> _Records shown_
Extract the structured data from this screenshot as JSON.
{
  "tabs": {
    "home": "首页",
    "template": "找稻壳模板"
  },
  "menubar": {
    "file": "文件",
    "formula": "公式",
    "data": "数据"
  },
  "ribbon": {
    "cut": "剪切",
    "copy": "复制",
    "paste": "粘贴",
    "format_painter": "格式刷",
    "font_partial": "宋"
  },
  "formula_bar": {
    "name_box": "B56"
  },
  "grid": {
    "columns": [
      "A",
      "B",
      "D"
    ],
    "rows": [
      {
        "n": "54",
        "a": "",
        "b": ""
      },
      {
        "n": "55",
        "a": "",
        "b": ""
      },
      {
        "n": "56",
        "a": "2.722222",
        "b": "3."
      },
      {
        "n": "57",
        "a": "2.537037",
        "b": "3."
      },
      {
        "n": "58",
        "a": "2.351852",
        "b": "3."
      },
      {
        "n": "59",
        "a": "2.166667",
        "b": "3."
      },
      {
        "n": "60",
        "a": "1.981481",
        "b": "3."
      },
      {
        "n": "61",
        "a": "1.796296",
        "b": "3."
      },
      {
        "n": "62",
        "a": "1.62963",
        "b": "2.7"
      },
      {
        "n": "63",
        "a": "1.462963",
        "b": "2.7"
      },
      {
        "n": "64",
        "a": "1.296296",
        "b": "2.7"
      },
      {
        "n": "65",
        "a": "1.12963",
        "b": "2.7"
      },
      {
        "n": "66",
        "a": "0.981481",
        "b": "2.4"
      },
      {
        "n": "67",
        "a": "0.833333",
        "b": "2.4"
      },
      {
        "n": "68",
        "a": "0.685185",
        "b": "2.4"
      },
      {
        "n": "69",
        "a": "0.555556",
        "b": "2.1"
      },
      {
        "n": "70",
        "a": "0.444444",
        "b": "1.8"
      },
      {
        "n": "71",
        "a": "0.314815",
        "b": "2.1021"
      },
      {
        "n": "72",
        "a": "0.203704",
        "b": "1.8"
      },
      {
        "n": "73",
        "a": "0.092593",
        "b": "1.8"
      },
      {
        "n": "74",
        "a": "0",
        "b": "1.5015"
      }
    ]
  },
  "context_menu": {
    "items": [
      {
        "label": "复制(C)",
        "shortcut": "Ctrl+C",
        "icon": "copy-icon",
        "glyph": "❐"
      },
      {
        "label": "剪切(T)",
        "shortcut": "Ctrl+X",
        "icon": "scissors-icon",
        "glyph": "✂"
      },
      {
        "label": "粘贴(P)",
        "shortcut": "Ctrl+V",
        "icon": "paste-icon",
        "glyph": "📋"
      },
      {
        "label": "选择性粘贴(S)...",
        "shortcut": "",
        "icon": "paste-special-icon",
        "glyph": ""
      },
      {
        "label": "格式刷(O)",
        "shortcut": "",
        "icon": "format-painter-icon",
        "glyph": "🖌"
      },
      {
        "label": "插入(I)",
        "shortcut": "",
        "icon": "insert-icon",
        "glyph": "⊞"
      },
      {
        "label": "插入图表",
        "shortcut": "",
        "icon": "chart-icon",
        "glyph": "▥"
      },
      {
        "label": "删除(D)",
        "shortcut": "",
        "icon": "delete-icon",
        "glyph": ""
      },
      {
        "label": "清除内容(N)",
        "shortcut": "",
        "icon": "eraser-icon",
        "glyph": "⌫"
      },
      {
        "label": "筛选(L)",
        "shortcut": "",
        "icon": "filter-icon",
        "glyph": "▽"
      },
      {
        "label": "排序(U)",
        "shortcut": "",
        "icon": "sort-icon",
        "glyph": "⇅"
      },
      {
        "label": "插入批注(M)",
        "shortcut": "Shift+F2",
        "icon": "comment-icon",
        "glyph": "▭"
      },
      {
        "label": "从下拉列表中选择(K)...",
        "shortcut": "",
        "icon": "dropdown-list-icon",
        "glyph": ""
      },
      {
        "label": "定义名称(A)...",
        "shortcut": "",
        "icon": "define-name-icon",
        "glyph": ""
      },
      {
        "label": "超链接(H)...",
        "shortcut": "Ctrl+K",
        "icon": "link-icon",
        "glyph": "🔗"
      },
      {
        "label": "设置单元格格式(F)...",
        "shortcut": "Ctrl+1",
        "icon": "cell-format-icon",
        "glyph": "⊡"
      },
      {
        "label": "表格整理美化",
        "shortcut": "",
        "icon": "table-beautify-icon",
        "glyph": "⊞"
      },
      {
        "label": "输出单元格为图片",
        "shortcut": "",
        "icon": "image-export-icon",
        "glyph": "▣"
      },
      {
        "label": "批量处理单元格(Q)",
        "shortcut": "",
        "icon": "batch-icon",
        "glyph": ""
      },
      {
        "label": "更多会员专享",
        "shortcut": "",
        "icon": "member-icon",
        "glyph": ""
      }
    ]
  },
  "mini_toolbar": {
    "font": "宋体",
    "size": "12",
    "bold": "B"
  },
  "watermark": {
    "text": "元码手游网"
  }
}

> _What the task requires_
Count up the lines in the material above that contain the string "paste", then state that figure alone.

> _Written response_
3